Catch, Release & Love Every Moment
We take New Zealand’s unique flora and fauna very seriously and have our own Bio-Security requirements as you arrive in New Zealand. This is to ensure that no foreign organisms or threats enter our pristine waterways. Our protection measures include cleaning and freezing your equipment to ensure all threats are benign.
OUR GUIDES work exclusively for STRAVON and are expected to have an advanced knowledge of all forms of fly casting, equipment, safety, decorum/etiquette, conservation, entomology, wildlife, habitat and holistic biodiversity in order to better inform our guests of the environment and wilderness areas they are traveling to.
October - April
Our fishing season varies somewhat depending on which part of New Zealand you’re in. Stravon Safaris has many key locations throughout the South Island and while we are not going to tell you (as most fisherman can attest) where our spots are, please bear in mind that elements such as river conditions, incoming weather etc do factor into just where we will ‘put you’ on that given day.
Trout in New Zealand behave slightly differently to the norm.
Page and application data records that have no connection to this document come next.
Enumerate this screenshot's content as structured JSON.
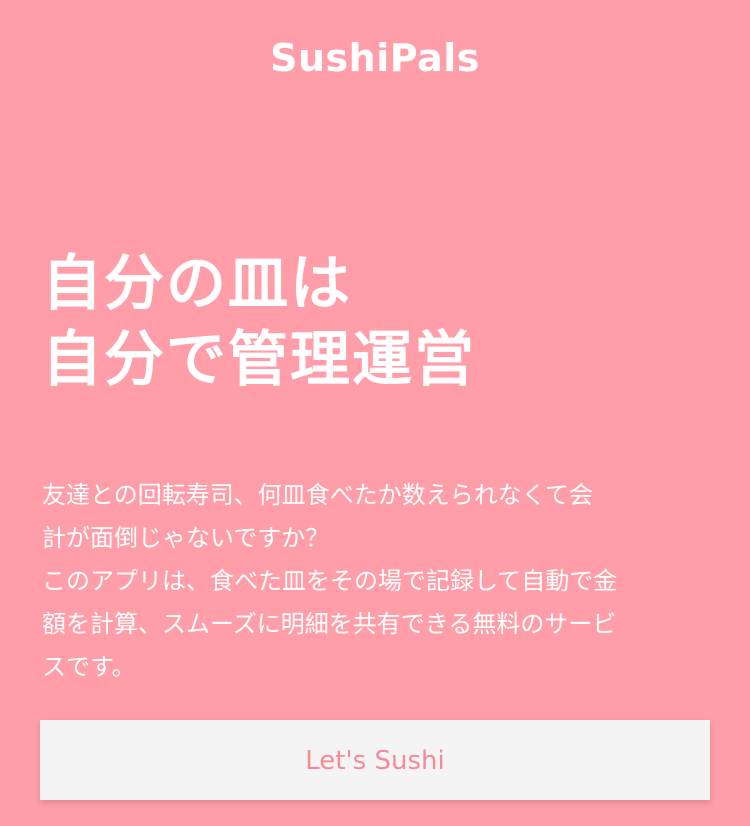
{
  "header": {
    "brand": "SushiPals"
  },
  "hero": {
    "headline_line1": "自分の皿は",
    "headline_line2": "自分で管理運営"
  },
  "description": {
    "lines": [
      "友達との回転寿司、何皿食べたか数えられなくて会",
      "計が面倒じゃないですか？",
      "このアプリは、食べた皿をその場で記録して自動で金",
      "額を計算、スムーズに明細を共有できる無料のサービ",
      "スです。"
    ]
  },
  "cta": {
    "label": "Let's Sushi"
  },
  "colors": {
    "background": "#FF9EA9",
    "text": "#FFFFFF",
    "button_bg": "#F4F4F4",
    "button_text": "#F58A98"
  }
}
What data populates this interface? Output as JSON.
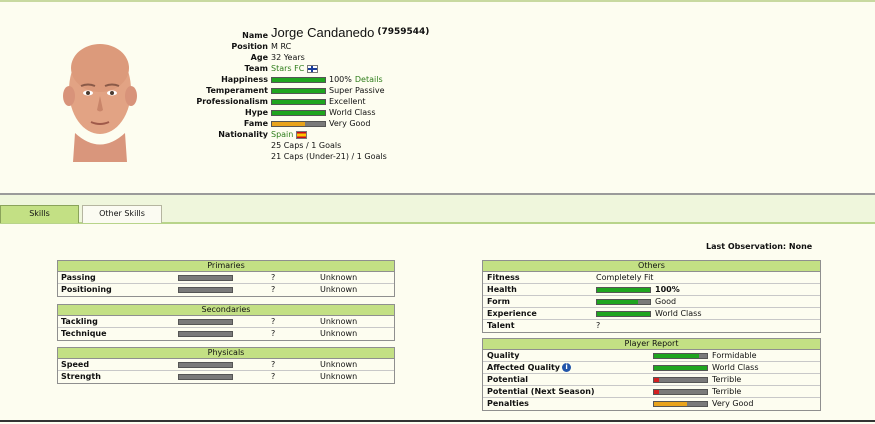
{
  "player": {
    "name": "Jorge Candanedo",
    "id": "(7959544)",
    "position": "M RC",
    "age": "32 Years",
    "team": "Stars FC",
    "happiness": {
      "value": 1.0,
      "text": "100%",
      "link": "Details"
    },
    "temperament": {
      "value": 1.0,
      "text": "Super Passive"
    },
    "professionalism": {
      "value": 1.0,
      "text": "Excellent"
    },
    "hype": {
      "value": 1.0,
      "text": "World Class"
    },
    "fame": {
      "value": 0.62,
      "text": "Very Good"
    },
    "nationality": "Spain",
    "caps": "25 Caps / 1 Goals",
    "caps_u21": "21 Caps (Under-21) / 1 Goals"
  },
  "labels": {
    "name": "Name",
    "position": "Position",
    "age": "Age",
    "team": "Team",
    "happiness": "Happiness",
    "temperament": "Temperament",
    "professionalism": "Professionalism",
    "hype": "Hype",
    "fame": "Fame",
    "nationality": "Nationality"
  },
  "tabs": [
    {
      "label": "Skills",
      "active": true
    },
    {
      "label": "Other Skills",
      "active": false
    }
  ],
  "last_observation": "Last Observation: None",
  "skills": {
    "primaries": {
      "title": "Primaries",
      "rows": [
        {
          "label": "Passing",
          "q": "?",
          "status": "Unknown"
        },
        {
          "label": "Positioning",
          "q": "?",
          "status": "Unknown"
        }
      ]
    },
    "secondaries": {
      "title": "Secondaries",
      "rows": [
        {
          "label": "Tackling",
          "q": "?",
          "status": "Unknown"
        },
        {
          "label": "Technique",
          "q": "?",
          "status": "Unknown"
        }
      ]
    },
    "physicals": {
      "title": "Physicals",
      "rows": [
        {
          "label": "Speed",
          "q": "?",
          "status": "Unknown"
        },
        {
          "label": "Strength",
          "q": "?",
          "status": "Unknown"
        }
      ]
    }
  },
  "others": {
    "title": "Others",
    "fitness_label": "Fitness",
    "fitness": "Completely Fit",
    "health_label": "Health",
    "health": {
      "value": 1.0,
      "text": "100%"
    },
    "form_label": "Form",
    "form": {
      "value": 0.78,
      "text": "Good"
    },
    "experience_label": "Experience",
    "experience": {
      "value": 1.0,
      "text": "World Class"
    },
    "talent_label": "Talent",
    "talent": "?"
  },
  "report": {
    "title": "Player Report",
    "quality_label": "Quality",
    "quality": {
      "value": 0.85,
      "text": "Formidable"
    },
    "affected_quality_label": "Affected Quality",
    "affected_quality": {
      "value": 1.0,
      "text": "World Class"
    },
    "potential_label": "Potential",
    "potential": {
      "value": 0.1,
      "text": "Terrible"
    },
    "potential_next_label": "Potential (Next Season)",
    "potential_next": {
      "value": 0.1,
      "text": "Terrible"
    },
    "penalties_label": "Penalties",
    "penalties": {
      "value": 0.62,
      "text": "Very Good"
    }
  },
  "colors": {
    "green": "#1fa51f",
    "orange": "#e8a31c",
    "red": "#d42020",
    "gray": "#7a7a7a"
  }
}
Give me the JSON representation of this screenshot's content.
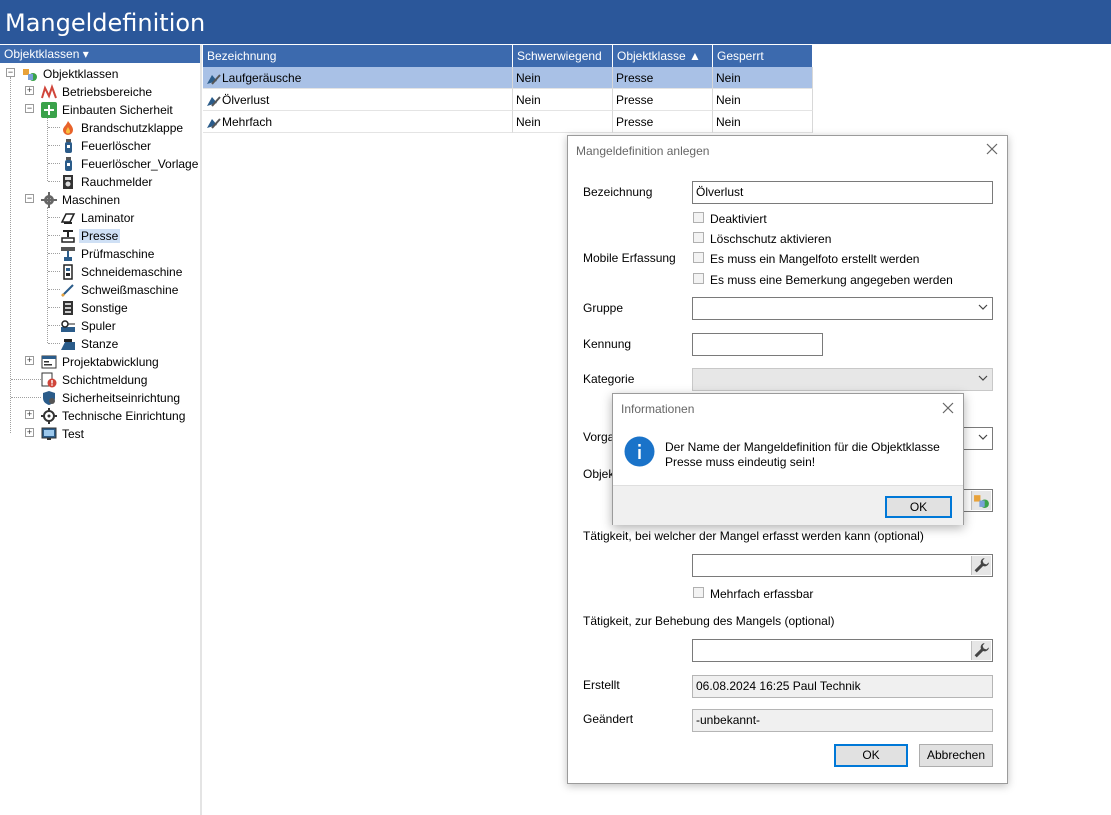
{
  "app": {
    "title": "Mangeldefinition"
  },
  "left_panel": {
    "header": "Objektklassen ▾",
    "tree": [
      {
        "label": "Objektklassen",
        "icon": "objektklassen-icon",
        "expander": "-"
      },
      {
        "label": "Betriebsbereiche",
        "icon": "betriebsbereiche-icon",
        "expander": "+"
      },
      {
        "label": "Einbauten Sicherheit",
        "icon": "green-plus-icon",
        "expander": "-"
      },
      {
        "label": "Brandschutzklappe",
        "icon": "flame-icon"
      },
      {
        "label": "Feuerlöscher",
        "icon": "fire-extinguisher-icon"
      },
      {
        "label": "Feuerlöscher_Vorlage",
        "icon": "fire-extinguisher-icon"
      },
      {
        "label": "Rauchmelder",
        "icon": "smoke-detector-icon"
      },
      {
        "label": "Maschinen",
        "icon": "gear-icon",
        "expander": "-"
      },
      {
        "label": "Laminator",
        "icon": "laminator-icon"
      },
      {
        "label": "Presse",
        "icon": "press-icon",
        "selected": true
      },
      {
        "label": "Prüfmaschine",
        "icon": "test-machine-icon"
      },
      {
        "label": "Schneidemaschine",
        "icon": "cutting-machine-icon"
      },
      {
        "label": "Schweißmaschine",
        "icon": "welding-icon"
      },
      {
        "label": "Sonstige",
        "icon": "cabinet-icon"
      },
      {
        "label": "Spuler",
        "icon": "spooler-icon"
      },
      {
        "label": "Stanze",
        "icon": "punch-icon"
      },
      {
        "label": "Projektabwicklung",
        "icon": "project-icon",
        "expander": "+"
      },
      {
        "label": "Schichtmeldung",
        "icon": "shift-report-icon"
      },
      {
        "label": "Sicherheitseinrichtung",
        "icon": "shield-person-icon"
      },
      {
        "label": "Technische Einrichtung",
        "icon": "cog-icon",
        "expander": "+"
      },
      {
        "label": "Test",
        "icon": "monitor-icon",
        "expander": "+"
      }
    ]
  },
  "grid": {
    "columns": [
      "Bezeichnung",
      "Schwerwiegend",
      "Objektklasse ▲",
      "Gesperrt"
    ],
    "rows": [
      {
        "bezeichnung": "Laufgeräusche",
        "schwerwiegend": "Nein",
        "objektklasse": "Presse",
        "gesperrt": "Nein",
        "selected": true
      },
      {
        "bezeichnung": "Ölverlust",
        "schwerwiegend": "Nein",
        "objektklasse": "Presse",
        "gesperrt": "Nein"
      },
      {
        "bezeichnung": "Mehrfach",
        "schwerwiegend": "Nein",
        "objektklasse": "Presse",
        "gesperrt": "Nein"
      }
    ]
  },
  "dialog": {
    "title": "Mangeldefinition anlegen",
    "bezeichnung_label": "Bezeichnung",
    "bezeichnung_value": "Ölverlust",
    "checks": {
      "deaktiviert": "Deaktiviert",
      "loeschschutz": "Löschschutz aktivieren",
      "mangelfoto": "Es muss ein Mangelfoto erstellt werden",
      "bemerkung": "Es muss eine Bemerkung angegeben werden",
      "mehrfach": "Mehrfach erfassbar"
    },
    "mobile_label": "Mobile Erfassung",
    "gruppe_label": "Gruppe",
    "kennung_label": "Kennung",
    "kategorie_label": "Kategorie",
    "vorgang_label_partial": "Vorga",
    "objekt_label_partial": "Objek",
    "taetigkeit_erfassung_label": "Tätigkeit, bei welcher der Mangel erfasst werden kann (optional)",
    "taetigkeit_behebung_label": "Tätigkeit, zur Behebung des Mangels (optional)",
    "erstellt_label": "Erstellt",
    "erstellt_value": "06.08.2024 16:25 Paul Technik",
    "geaendert_label": "Geändert",
    "geaendert_value": "-unbekannt-",
    "ok": "OK",
    "cancel": "Abbrechen"
  },
  "info_dialog": {
    "title": "Informationen",
    "message_line1": "Der Name der Mangeldefinition für die Objektklasse",
    "message_line2": "Presse muss eindeutig sein!",
    "ok": "OK"
  },
  "colors": {
    "titlebar": "#2b579a",
    "header": "#3c6aae",
    "selection": "#a9c1e6",
    "info_icon": "#1a73c9"
  }
}
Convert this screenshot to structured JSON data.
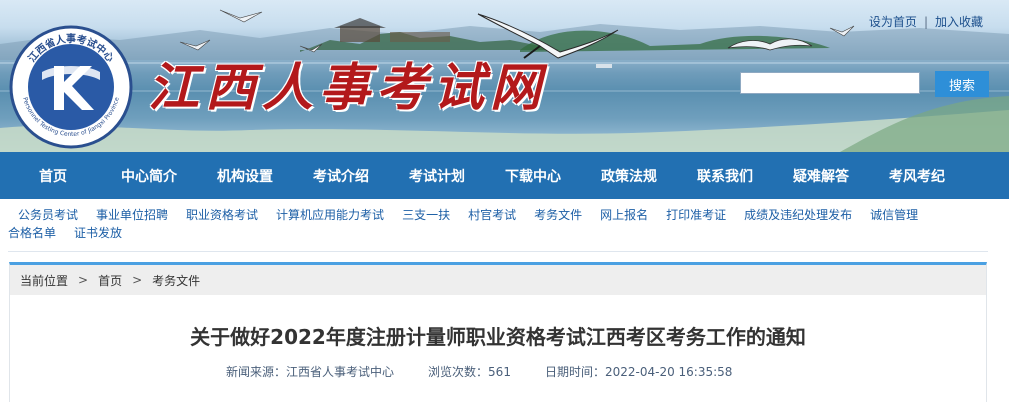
{
  "header": {
    "site_title": "江西人事考试网",
    "logo_text_top": "江西省人事考试中心",
    "logo_text_bottom": "Personnel Testing Center of Jiangxi Province",
    "top_links": [
      "设为首页",
      "加入收藏"
    ],
    "top_links_separator": "|",
    "search_placeholder": "",
    "search_button": "搜索"
  },
  "main_nav": [
    "首页",
    "中心简介",
    "机构设置",
    "考试介绍",
    "考试计划",
    "下载中心",
    "政策法规",
    "联系我们",
    "疑难解答",
    "考风考纪"
  ],
  "sub_nav": [
    "公务员考试",
    "事业单位招聘",
    "职业资格考试",
    "计算机应用能力考试",
    "三支一扶",
    "村官考试",
    "考务文件",
    "网上报名",
    "打印准考证",
    "成绩及违纪处理发布",
    "诚信管理",
    "合格名单",
    "证书发放"
  ],
  "breadcrumb": {
    "label": "当前位置",
    "separator": ">",
    "items": [
      "首页",
      "考务文件"
    ]
  },
  "article": {
    "title": "关于做好2022年度注册计量师职业资格考试江西考区考务工作的通知",
    "source_label": "新闻来源：",
    "source_value": "江西省人事考试中心",
    "views_label": "浏览次数：",
    "views_value": "561",
    "date_label": "日期时间：",
    "date_value": "2022-04-20 16:35:58"
  },
  "colors": {
    "nav_bg": "#2270b2",
    "title_red": "#b3191b",
    "accent_blue": "#4aa0e2",
    "link_blue": "#1d5fa6"
  }
}
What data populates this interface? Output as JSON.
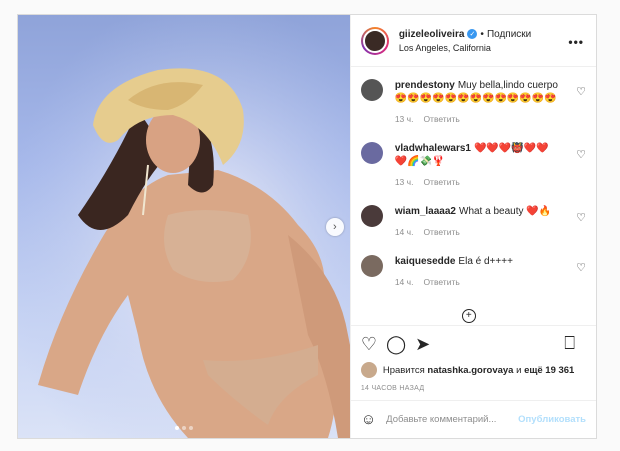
{
  "post": {
    "username": "giizeleoliveira",
    "verified_icon": "✓",
    "separator": "•",
    "follow_label": "Подписки",
    "location": "Los Angeles, California",
    "more_icon": "•••"
  },
  "media": {
    "next_icon": "›",
    "carousel_count": 3,
    "carousel_active": 0
  },
  "comments": [
    {
      "username": "prendestony",
      "text": "Muy bella,lindo cuerpo😍😍😍😍😍😍😍😍😍😍😍😍😍",
      "time": "13 ч.",
      "reply": "Ответить",
      "avatar_color": "#555"
    },
    {
      "username": "vladwhalewars1",
      "text": "❤️❤️❤️👹❤️❤️❤️🌈💸🦞",
      "time": "13 ч.",
      "reply": "Ответить",
      "avatar_color": "#6a6aa0"
    },
    {
      "username": "wiam_laaaa2",
      "text": "What a beauty ❤️🔥",
      "time": "14 ч.",
      "reply": "Ответить",
      "avatar_color": "#4a3a3a"
    },
    {
      "username": "kaiquesedde",
      "text": "Ela é d++++",
      "time": "14 ч.",
      "reply": "Ответить",
      "avatar_color": "#7a6a60"
    }
  ],
  "comments_load_more_icon": "+",
  "actions": {
    "like_icon": "♡",
    "comment_icon": "◯",
    "share_icon": "➤",
    "bookmark_icon": "⎕"
  },
  "likes": {
    "prefix": "Нравится",
    "user": "natashka.gorovaya",
    "middle": "и",
    "count": "ещё 19 361"
  },
  "timestamp": "14 ЧАСОВ НАЗАД",
  "add_comment": {
    "emoji_icon": "☺",
    "placeholder": "Добавьте комментарий...",
    "publish_label": "Опубликовать"
  },
  "colors": {
    "accent": "#0095f6",
    "publish_disabled": "#b2dffc",
    "verified": "#3897f0"
  }
}
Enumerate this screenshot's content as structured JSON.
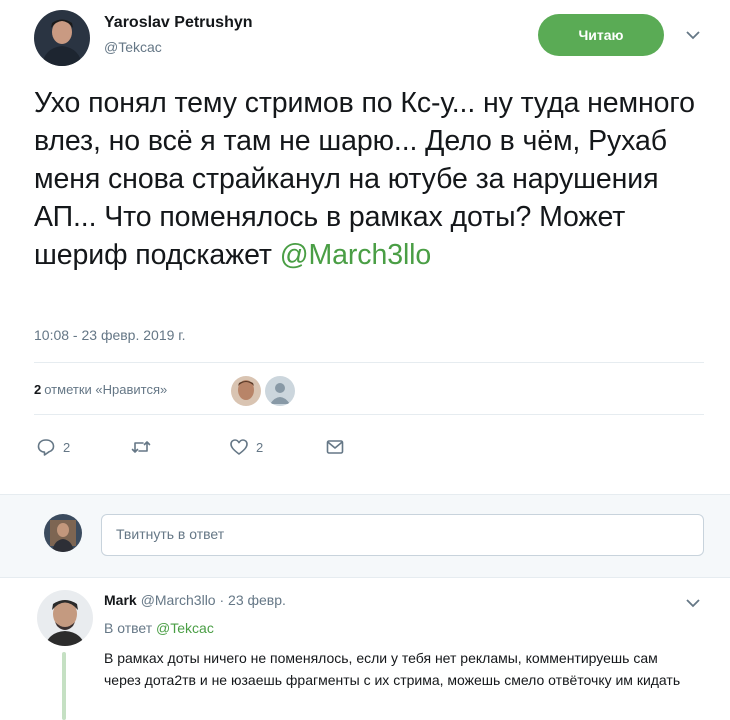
{
  "tweet": {
    "author_name": "Yaroslav Petrushyn",
    "author_handle": "@Tekcac",
    "follow_label": "Читаю",
    "text_main": "Ухо понял тему стримов по Кс-у... ну туда немного влез, но всё я там не шарю... Дело в чём, Рухаб меня снова страйканул на ютубе за нарушения АП... Что поменялось в рамках доты? Может шериф подскажет ",
    "mention": "@March3llo",
    "timestamp": "10:08 - 23 февр. 2019 г.",
    "likes_count": "2",
    "likes_label": "отметки «Нравится»",
    "actions": {
      "replies": "2",
      "retweets": "",
      "likes": "2"
    },
    "icons": {
      "reply": "reply-icon",
      "retweet": "retweet-icon",
      "like": "heart-icon",
      "dm": "envelope-icon",
      "more": "chevron-down-icon"
    }
  },
  "compose": {
    "placeholder": "Твитнуть в ответ"
  },
  "reply": {
    "name": "Mark",
    "handle": "@March3llo",
    "date": "· 23 февр.",
    "reply_to_prefix": "В ответ ",
    "reply_to_handle": "@Tekcac",
    "text": "В рамках доты ничего не поменялось, если у тебя нет рекламы, комментируешь сам через дота2тв и не юзаешь фрагменты с их стрима, можешь смело отвёточку им кидать"
  },
  "colors": {
    "accent_green": "#5aab55",
    "mention_green": "#4a9e45",
    "secondary_text": "#657786"
  }
}
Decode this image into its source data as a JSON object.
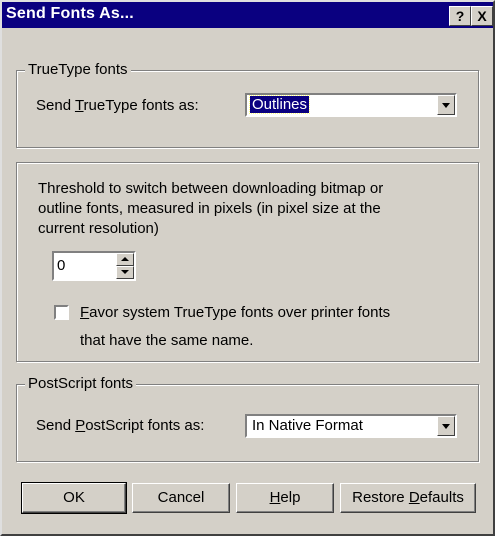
{
  "window": {
    "title": "Send Fonts As...",
    "help_button": "?",
    "close_button": "X"
  },
  "truetype_group": {
    "legend": "TrueType fonts",
    "label_pre": "Send ",
    "label_accel": "T",
    "label_post": "rueType fonts as:",
    "selected": "Outlines"
  },
  "threshold_group": {
    "description_line1": "Threshold to switch between downloading bitmap or",
    "description_line2": "outline fonts, measured in pixels (in pixel size at the",
    "description_line3": "current resolution)",
    "spinner_value": "0",
    "checkbox_accel": "F",
    "checkbox_line1_rest": "avor system TrueType fonts over printer fonts",
    "checkbox_line2": "that have the same name.",
    "checkbox_checked": false
  },
  "postscript_group": {
    "legend": "PostScript fonts",
    "label_pre": "Send ",
    "label_accel": "P",
    "label_post": "ostScript fonts as:",
    "selected": "In Native Format"
  },
  "buttons": {
    "ok": "OK",
    "cancel": "Cancel",
    "help_accel": "H",
    "help_rest": "elp",
    "restore_pre": "Restore ",
    "restore_accel": "D",
    "restore_post": "efaults"
  },
  "colors": {
    "titlebar": "#0a0080",
    "face": "#d4d0c8"
  }
}
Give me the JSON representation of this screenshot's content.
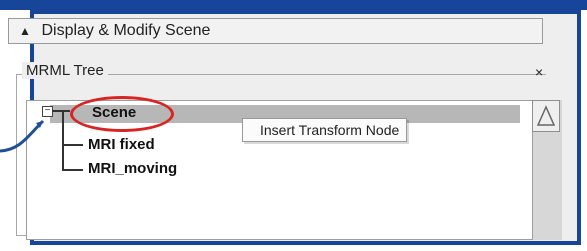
{
  "panel": {
    "title": "Display & Modify Scene",
    "collapse_icon": "caret-up-icon",
    "section_label": "MRML Tree",
    "close_label": "×"
  },
  "tree": {
    "nodes": [
      {
        "label": "Scene",
        "level": 0,
        "highlighted": true
      },
      {
        "label": "MRI fixed",
        "level": 1,
        "highlighted": false
      },
      {
        "label": "MRI_moving",
        "level": 1,
        "highlighted": false
      }
    ],
    "expander_symbol": "−"
  },
  "context_menu": {
    "item": "Insert Transform Node"
  },
  "colors": {
    "brand_blue": "#16459a",
    "highlight_red": "#d92522",
    "selection_gray": "#b7b7b7"
  }
}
Browns seem more territorial and that may well be because of their large average size. Bigger fish need more food and as a result tend to ‘cruise’ on a beat that they endlessly patrol in search of food. One side of a pool may have forest, the other gravel making the average type of food they search for on either side of the pool different. Of course you can make exceptions to this all day long but watching a fish on his beat before casting is paramount.
Spook a small fish you didn’t spot in the tail and all will be alerted to the fact that something’s not right. Fish may stop for a time before resuming their beat, cautiously so. Spooking unseen fish is a common error in approaching a fish that is in a lie also, usually at the start of the day prior to cruising.
Casting at fish in the traditional line behind, tippet and fly above is also a common mistake. These fish will travel to a fly, so your first cast should be well to the side of the fish, a few feet at least. Often this pays off and if it doesn’t the angler has taken the time to gauge line and length, with a low risk of spooking before casting closer. Remember these points when approaching a big New Zealand brown.
Our season starts at the beginning of October on some waters, November 1st on others. In October you may find yourself in near winter conditions whilst only a month later it could seem like late spring/early summer. Systems with snowmelt can be high and coloured, rainfall can make other waters high and cold to cross. Every year is different and the huge diversity of water here makes it near impossible to predict or generalise. One thing is for sure though, after the long closed winter season fish are hungry and well rested.
On our home waters of the Mackenzie Basin, the air is beautifully fresh, surrounded by the mighty Southern Alps, - it's an incredible time to be on the water. As summer arrives so too the rise starts to build. Longer hours of daylight and higher temperatures herald the prolific hatches of Baetis and Sedge. The trout start to look up. Once summer really kicks in the rivers start to drop noticeably improving fish density and spotability. The dry fly rules at this time. Long leaders, double tapers,careful presentation and a good measure of stealth allow us to practice our sport in its purest form. With days as long as this its hard to make it all the way to the evening rise so a siesta or heading out in the afternoon will allow you to be there at 10.30 at night frantically matching the hatch.
We also have an New Zealand equivalent to ‘duffers fortnight’ in the form of the cicada. Trout forget many of their inhibitions, gulping down these prehistoric looking insects with glee. Even better, this continues for far more than a fortnight and can be very welcome at this time when fish have seen a few anglers.
As the season draws the browns start to push on their spawning run. Upper parts of the catchments start to see new fish and this can really stir things up. With so many tributaries its a great time for us to push up also into new water at a time of year that really drives home the natural beauty of this unforgettable island.
The high country closes at the end of April leaving those waters that remain to the hardy winter angler.
“What about the rainbows” we hear you ask.
Well they just smash everything they see.
Thank god they’re not big enough to eat us. Yet!
April - October
From the end of April to the beginning of October our high country rivers close for spawning. There are however many exceptions to this closure that include all lakes and connected river mouths upstream for specified distances for each and every river. Any river downstream of the main coastal roads and any system that has in some way been altered by man, as part of, for instance, hydro electric power generation. This allows the angler to focus on a selection of waters without the overwhelming choices available during the full season. However, this still leaves us with incredible amount of water to explore and almost nobody bankside. It can also put you into the path of running fish which can be a welcome change from wary resident fish.
This is often the time that our guides go fishing to unwind and catch a few fish themselves in the glorious mountain air and environs.
*Stravon Safaris holds concessions to land on conservation lands throughout the South Island, providing further fly fishing nirvana.